"Joe the Plumber" is lashing out at the media for analyzing his personal life since he suddenly became a focal point of the presidential race last week.
Joe Wurzelbacher, a plumber from Holland, Ohio, told Mike Huckabee on his Fox News talk show Saturday that he is upset by the attention and has been unable to work with reporters crowded on his front lawn.
I can imagine that going from relative anonymity to national brand name in two weeks would be a jolt to the system for most people--it certainly sounds unpleasant to me--but when you get to complain about it on national TV, your distress begins to ring a little hollow.
As I understand the time-line (note that Joe now has his own Wikipedia entry), a FOX camera crew caught Wurzelbacher getting a few moments of impromptu face time with Obama when the candidate was touring his neighborhood in Ohio. Then, four days later--and, as far as I know, without clearing it with Wurzelbacher in advance--McCain brought him up (as "Joe the Plumber") during the third presidential debate. Obama responded to McCain about "Joe," and then to "Joe" directly--and suddenly Wurzelbacher's fifteen minutes had begun.
My sense is that Joe had a little harmless political fun at an Obama event, putting some hard questions to a candidate he probably wasn't going to vote for amyway (even if the basis of those questions was a little dodgy). And--as a guy who fancies himself pretty smart and likes to hear himself talk (and I still can't find anything to fault him for so far)--he got a kick out of the sudden media attention.
It only turned sour for him when his new-found celebrity brought his claims about his business and his taxes under public scrutiny--which is ironic, because it was those claims that put him on the media map to begin with. What did Joe imagine--that he was going to get all that valuable air-time simply to trade heart-healthy recipes with Rachael Ray?
The way McCain tells it, the first time he talked to Wurzelbacher was three days after the debate--again suggesting that Wurzelbacher didn't know he would be brought up at the debate (although it doesn't rule out someone from the campaign making the contact).
So, let's review: On Oct 11th, Wurzelbacher asked Obama a question about tax policy when the latter was campaigning on his street. And good for him. (Turns out he was wrong about his objections to Obama's tax plans, but that hardly matters at this point.) And either he didn't notice, or didn't care that a FOX camera crew caught it. And what if he did? Only a believer in the wildest of coincidences would imagine it could make him a household name in a little over 96 hours, and that TV cameras like the one that caught him talking to Obama would become a fixture in his front lawn.

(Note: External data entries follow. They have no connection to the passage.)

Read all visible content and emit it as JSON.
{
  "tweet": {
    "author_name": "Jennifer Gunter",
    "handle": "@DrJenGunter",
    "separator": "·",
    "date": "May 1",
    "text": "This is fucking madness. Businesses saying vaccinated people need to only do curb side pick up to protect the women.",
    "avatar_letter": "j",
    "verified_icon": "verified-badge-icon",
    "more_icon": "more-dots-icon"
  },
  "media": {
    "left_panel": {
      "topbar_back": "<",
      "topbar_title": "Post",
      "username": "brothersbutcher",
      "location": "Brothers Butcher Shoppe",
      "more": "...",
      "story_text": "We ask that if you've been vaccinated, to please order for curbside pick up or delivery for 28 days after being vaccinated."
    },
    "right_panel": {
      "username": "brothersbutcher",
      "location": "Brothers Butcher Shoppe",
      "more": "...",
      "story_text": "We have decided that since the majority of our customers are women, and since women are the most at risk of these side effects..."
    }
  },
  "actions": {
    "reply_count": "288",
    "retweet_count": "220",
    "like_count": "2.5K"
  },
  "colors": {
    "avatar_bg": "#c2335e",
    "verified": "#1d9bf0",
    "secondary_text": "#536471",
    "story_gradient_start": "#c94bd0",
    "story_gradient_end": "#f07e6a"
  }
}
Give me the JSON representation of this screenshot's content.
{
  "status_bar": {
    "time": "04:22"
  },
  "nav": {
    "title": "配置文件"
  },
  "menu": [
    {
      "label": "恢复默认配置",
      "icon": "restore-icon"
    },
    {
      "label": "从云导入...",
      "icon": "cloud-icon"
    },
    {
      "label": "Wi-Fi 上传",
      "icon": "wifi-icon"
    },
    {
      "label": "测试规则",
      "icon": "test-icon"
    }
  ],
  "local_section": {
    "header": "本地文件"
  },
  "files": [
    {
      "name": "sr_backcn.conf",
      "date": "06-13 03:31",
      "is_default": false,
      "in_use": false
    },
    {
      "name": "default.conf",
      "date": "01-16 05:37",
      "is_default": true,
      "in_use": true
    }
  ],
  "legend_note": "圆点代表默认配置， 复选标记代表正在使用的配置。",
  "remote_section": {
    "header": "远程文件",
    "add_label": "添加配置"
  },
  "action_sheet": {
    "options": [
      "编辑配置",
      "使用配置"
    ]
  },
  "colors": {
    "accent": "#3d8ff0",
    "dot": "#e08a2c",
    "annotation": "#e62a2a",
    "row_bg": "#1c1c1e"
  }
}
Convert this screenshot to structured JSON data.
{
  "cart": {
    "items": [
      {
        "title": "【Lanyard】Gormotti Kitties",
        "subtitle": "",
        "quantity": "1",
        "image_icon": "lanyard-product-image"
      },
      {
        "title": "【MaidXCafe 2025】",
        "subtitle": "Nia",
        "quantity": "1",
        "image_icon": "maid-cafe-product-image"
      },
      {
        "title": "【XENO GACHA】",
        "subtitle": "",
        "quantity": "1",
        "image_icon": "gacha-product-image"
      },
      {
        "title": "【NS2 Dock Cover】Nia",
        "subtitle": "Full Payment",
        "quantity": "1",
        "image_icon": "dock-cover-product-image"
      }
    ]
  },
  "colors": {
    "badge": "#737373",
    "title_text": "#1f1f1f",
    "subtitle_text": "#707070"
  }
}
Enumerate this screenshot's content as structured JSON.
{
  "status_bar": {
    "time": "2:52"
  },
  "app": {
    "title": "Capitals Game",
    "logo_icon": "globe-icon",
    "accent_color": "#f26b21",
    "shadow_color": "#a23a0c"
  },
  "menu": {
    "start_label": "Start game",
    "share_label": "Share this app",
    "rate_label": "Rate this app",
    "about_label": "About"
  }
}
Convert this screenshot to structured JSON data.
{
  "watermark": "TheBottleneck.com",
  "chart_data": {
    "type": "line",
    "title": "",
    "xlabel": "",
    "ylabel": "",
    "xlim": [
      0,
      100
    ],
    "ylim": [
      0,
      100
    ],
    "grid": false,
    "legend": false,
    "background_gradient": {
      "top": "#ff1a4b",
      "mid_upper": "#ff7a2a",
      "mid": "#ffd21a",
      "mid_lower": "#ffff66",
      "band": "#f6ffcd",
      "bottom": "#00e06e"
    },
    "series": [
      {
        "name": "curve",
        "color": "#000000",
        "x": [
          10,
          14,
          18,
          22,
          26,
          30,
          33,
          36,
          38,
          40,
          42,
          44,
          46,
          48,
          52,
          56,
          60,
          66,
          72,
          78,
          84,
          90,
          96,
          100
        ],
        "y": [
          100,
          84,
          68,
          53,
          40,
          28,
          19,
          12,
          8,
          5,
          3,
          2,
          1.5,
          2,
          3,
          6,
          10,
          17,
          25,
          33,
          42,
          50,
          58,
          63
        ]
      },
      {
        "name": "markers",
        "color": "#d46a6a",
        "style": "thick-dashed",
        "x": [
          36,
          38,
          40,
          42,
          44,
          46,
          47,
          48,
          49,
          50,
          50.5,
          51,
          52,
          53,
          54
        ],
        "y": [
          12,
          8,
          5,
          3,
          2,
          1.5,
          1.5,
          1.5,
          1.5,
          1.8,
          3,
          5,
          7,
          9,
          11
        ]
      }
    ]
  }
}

On October 15th, John McCain mentioned Joe--without prior approval, it appears, and not by full, correct name, but as "Joe the Plumber," which was enough--over 20 times during the debate. Obama, in response, mentioned him several more times. Joe is now clearly no longer the master of his media fate, just as neither you or I would be if we got mentioned so prominently, in the kind of story that the press (and bloggers--don't forget them) just love to run with. So a news cycle or two about him became inevitable at that point. But even at this late date, it's possible he could have tamped down the publicity if he'd simply shut up and kept his head down.

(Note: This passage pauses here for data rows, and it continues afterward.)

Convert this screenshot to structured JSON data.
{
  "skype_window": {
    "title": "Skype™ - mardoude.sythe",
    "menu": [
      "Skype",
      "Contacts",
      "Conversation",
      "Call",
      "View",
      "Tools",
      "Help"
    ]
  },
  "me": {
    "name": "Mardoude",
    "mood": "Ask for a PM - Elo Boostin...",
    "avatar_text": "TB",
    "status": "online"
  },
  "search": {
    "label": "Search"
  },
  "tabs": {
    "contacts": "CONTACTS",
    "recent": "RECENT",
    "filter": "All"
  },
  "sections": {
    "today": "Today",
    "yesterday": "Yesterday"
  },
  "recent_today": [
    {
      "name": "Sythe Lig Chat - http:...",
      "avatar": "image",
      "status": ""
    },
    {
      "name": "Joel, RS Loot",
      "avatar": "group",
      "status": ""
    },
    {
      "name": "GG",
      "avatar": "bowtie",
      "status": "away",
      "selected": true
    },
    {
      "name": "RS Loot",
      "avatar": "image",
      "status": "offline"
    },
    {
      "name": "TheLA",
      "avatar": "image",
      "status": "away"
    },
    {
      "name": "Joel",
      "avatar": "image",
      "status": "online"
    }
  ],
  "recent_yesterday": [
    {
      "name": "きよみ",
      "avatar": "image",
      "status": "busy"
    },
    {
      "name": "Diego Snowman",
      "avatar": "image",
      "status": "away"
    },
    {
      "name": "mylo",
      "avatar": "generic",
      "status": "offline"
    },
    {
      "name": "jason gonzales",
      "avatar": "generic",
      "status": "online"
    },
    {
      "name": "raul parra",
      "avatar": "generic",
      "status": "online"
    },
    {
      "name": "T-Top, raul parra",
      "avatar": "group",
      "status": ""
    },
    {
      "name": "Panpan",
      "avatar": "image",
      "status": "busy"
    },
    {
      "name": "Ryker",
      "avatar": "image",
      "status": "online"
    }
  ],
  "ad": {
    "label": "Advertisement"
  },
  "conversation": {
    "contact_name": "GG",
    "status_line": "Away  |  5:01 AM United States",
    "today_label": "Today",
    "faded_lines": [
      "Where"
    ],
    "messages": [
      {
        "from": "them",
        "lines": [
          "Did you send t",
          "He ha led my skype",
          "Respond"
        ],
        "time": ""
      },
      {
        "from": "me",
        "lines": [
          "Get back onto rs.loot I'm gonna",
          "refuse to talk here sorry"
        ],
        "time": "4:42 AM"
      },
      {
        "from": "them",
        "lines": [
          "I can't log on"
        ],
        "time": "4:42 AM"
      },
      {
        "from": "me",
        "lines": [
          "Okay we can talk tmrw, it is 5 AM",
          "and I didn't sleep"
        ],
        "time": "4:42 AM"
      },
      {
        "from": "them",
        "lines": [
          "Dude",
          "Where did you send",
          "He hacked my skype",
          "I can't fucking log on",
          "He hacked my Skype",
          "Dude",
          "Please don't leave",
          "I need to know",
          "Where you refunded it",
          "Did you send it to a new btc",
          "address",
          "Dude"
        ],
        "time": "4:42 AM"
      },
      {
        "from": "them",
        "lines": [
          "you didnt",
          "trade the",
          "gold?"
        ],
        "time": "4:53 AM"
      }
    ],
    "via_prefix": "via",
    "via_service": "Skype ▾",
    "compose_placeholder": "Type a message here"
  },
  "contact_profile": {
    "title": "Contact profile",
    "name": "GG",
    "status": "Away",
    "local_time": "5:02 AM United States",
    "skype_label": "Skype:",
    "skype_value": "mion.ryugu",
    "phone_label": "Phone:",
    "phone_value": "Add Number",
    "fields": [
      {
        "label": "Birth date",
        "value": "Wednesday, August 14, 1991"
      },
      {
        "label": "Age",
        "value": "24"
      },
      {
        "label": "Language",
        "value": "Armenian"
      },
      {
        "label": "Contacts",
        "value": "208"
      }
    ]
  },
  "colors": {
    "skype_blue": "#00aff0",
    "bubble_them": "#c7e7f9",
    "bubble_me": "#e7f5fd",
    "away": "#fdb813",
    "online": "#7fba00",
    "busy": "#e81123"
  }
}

He didn't. Beginning a few hours after the debate and continuing for several days, Joe got the kind of media exposure that publicists dream of: He was interviewed by Katie Couric (CBS), Neil Cavuto (FOX), and Diane Sawyer (ABC), among others. The morning after his debate, he held a press conference at his home in which he refused to say which candidate he was voting for. He didn't ask to be left alone, explaining that he had only wanted to ask a candidate a question, not become anyone's poster-boy. He went all Garbo and refused to say who he'd vote for, a move almost guaranteed to whet the media's appetite. From this point on, it's hard to blame the fallout of that on anyone but Joe.
So on Saturday he sat on Mike Huckabee's FOX News Channel talk show--still not keeping your head down, Joe!--complaining that his private affairs are being picked over by the media. He's figured out that it's bad for him, but he just can't walk away.
And now Joe the Plumber knows Rule #2: Fame is a drug.